  27. 27.
    Roughead EE, Barratt JD, Ramsay E, Pratt N, Ryan P, Peck R, et al. Collaborative home medicines review delays time to next hospitalization for warfarin associated bleeding in Australian war veterans. J Clin Pharm Ther. 2011;36(1):27–32.PubMedCrossRefGoogle Scholar
  28. 28.
    Salter C, Holland R, Harvey I, Henwood K. “I haven’t even phoned my doctor yet.” The advice giving role of the pharmacist during consultations for medication review with patients aged 80 or more: qualitative discourse analysis. BMJ. 2007;334(7603):1101.PubMedCrossRefGoogle Scholar
  29. 29.
    Schaefer M. Systematic drug documentation. Bundesgesundheitsblatt Gesundheitsforschung Gesundheitsschutz. 2005;48(7):736–41.PubMedCrossRefGoogle Scholar
  30. 30.
    van den Berg N, Meinke C, Heymann R, Fiss T, Suckert E, Pöller C, et al. AGnES: Hausarztunterstützung durch qualifizierte Praxismitarbeiter (AGnES: supporting general practitioners with qualified medical practice personnel: model project evaluation regarding quality and acceptance). Dtsch Arztebl Int. 2009;106(1–2):3–9.PubMedGoogle Scholar
  31. 31.
    Simpson SH, Eurich DT, Majumdar SR, Padwal RS, Tsuyuki RT, Varney J, et al. A meta-analysis of the association between adherence to drug therapy and mortality. BMJ. 2006;333(7557):15.PubMedCrossRefGoogle Scholar
  32. 32.
    Sabate E. Adherence to long-term therapies. World Health Organization; 2003.Google Scholar
  33. 33.
    Hämmerlein A, Griese N, Schulz M. Survey of drug-related problems identified by community pharmacies. Ann Pharmacother. 2007;41(11):1825–32.PubMedCrossRefGoogle Scholar
  34. 34.
    Holt S, Schmiedl S, Thürmann PA. Potenziell inadäquate Medikation für ältere Menschen. Deutsches Aerzteblatt. 2010;107(31–32):543–51.Google Scholar
  35. 35.
    Holland R, Lenaghan E, Harvey I, Smith R, Shepstone L, Lipp A, et al. Does home based medication review keep older people out of hospital? The HOMER randomised controlled trial. BMJ. 2005;330(7486):293.PubMedCrossRefGoogle Scholar
  36. 36.
    Fiss T, Schaefer M, van den Berg N, Hoffmann W. Time required and associated costs for implementation of home medication review with associated pharmaceutical and medical evaluation in the ambulatory health care sector. Gesundheitswesen. 2012;74(5):322–7.PubMedCrossRefGoogle Scholar

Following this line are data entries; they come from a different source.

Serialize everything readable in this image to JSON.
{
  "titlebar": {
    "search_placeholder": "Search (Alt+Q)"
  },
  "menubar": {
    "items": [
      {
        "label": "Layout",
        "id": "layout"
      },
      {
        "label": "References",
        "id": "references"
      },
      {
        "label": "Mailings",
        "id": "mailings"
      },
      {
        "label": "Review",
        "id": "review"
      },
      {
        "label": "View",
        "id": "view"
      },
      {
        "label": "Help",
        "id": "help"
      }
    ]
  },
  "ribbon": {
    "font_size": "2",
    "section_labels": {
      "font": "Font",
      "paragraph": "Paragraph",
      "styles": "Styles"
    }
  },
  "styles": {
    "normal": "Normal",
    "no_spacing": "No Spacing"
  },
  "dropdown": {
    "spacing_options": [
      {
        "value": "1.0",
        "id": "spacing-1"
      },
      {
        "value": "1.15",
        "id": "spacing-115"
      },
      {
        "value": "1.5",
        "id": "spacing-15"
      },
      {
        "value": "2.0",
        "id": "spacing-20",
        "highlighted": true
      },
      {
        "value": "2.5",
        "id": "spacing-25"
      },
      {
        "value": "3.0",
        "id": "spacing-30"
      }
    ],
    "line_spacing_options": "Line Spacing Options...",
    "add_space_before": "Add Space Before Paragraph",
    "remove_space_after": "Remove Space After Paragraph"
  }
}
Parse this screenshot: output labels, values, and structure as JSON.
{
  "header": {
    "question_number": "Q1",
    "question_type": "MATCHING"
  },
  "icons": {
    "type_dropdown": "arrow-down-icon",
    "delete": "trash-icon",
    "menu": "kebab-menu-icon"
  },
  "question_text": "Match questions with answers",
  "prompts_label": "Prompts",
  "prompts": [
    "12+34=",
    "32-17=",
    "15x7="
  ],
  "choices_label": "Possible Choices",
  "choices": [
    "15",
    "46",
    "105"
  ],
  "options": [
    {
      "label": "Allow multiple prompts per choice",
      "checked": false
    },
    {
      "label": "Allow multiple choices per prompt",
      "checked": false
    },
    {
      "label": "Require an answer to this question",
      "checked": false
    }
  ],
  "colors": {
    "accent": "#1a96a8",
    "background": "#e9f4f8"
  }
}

Copyright information

© Springer Science+Business Media Dordrecht 2013

Authors and Affiliations

  • Thomas Fiß
    • 1
    Email author
  • Claudia Meinke-Franze
    • 2
  • Neeltje van den Berg
    • 2
  • Wolfgang Hoffmann
    • 1
    • 2
  1. 1.German Center for Neurodegenerative Diseases (DZNE)GreifswaldGermany
  2. 2.Department of Epidemiology of Health Care and Community Health, Institute for Community MedicineErnst Moritz Arndt University of GreifswaldGreifswaldGermany

Personalised recommendations